- Divorce ‐ The IRS confirmed in PLR 201016031 that the division of restricted stock pursuant to a state court divorce decree is a nontaxable event under IRC §1041. Income reported upon vesting of the stock can be divided between the parties, with the value of stock received by the non‐employee spouse reported on Form 1099‐MISC. In Notice 2002‐31, the IRS indicated that when stock options were transferred pursuant to a divorce order, FICA is payable by the employee on all of the options, including those transferred to the former spouse. There should be a similar result upon vesting of restricted stock or RSUs.
- Counts Toward IRC §162(m) ‐ In contrast to stock options which qualify for the performance exception, time‐based restricted stock/RSUs generally will count against the $1M corporate deduction limit. This can help explain why top executives may receive only performance‐vesting RSU awards.
- Cost Basis Reporting ‐ Both restricted stock and RSUs granted on or after 2013 are characterized as “non‐ covered securities”. As a result, individuals are to report any gain or loss on the sale of shares by adding the compensation element reported on Form W‐2 to any basis reported on Form 1099‐B. Brokers are not to report the compensation element as part of the stock’s basis on 1099’s issued.
- Insider Form 4 Reporting ‐ For SEC reporting by corporate insiders (including directors), the grant of restricted stock or RSUs is an “exempt” transaction (thus, not a matchable “purchase”), but is still reportable. This means that a Form 4 must be filed within two days of the date of grant.
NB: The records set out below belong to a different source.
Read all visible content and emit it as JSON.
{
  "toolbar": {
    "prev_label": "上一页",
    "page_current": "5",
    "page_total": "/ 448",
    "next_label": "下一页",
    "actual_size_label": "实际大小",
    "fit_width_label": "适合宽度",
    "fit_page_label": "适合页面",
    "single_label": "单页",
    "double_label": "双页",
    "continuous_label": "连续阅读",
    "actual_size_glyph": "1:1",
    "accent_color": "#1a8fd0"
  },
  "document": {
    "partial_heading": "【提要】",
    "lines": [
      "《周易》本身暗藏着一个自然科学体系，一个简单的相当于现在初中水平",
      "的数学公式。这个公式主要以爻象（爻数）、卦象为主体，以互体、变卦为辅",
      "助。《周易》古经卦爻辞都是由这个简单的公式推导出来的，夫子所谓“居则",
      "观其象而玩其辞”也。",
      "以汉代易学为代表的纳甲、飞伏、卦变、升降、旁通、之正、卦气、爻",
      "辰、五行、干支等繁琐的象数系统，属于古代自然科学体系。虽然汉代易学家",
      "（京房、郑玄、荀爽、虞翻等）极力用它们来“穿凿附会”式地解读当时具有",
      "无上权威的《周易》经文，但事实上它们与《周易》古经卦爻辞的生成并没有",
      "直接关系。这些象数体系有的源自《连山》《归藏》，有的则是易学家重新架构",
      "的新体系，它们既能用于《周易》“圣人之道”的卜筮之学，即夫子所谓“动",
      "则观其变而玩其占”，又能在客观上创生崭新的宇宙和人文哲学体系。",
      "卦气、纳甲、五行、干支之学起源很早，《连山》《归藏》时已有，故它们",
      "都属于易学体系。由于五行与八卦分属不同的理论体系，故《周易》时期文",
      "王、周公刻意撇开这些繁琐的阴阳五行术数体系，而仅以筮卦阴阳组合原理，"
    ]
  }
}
No further reporting is required for restricted stock at vesting, unless share withholding is utilized to pay taxes (when Form 4 reporting is required with Transaction Code “F”). In contrast, RSUs are reportable on a Form 4 at vesting or when shares are issued. Reporting for both is required if shares are forfeited while the executive is a §16 insider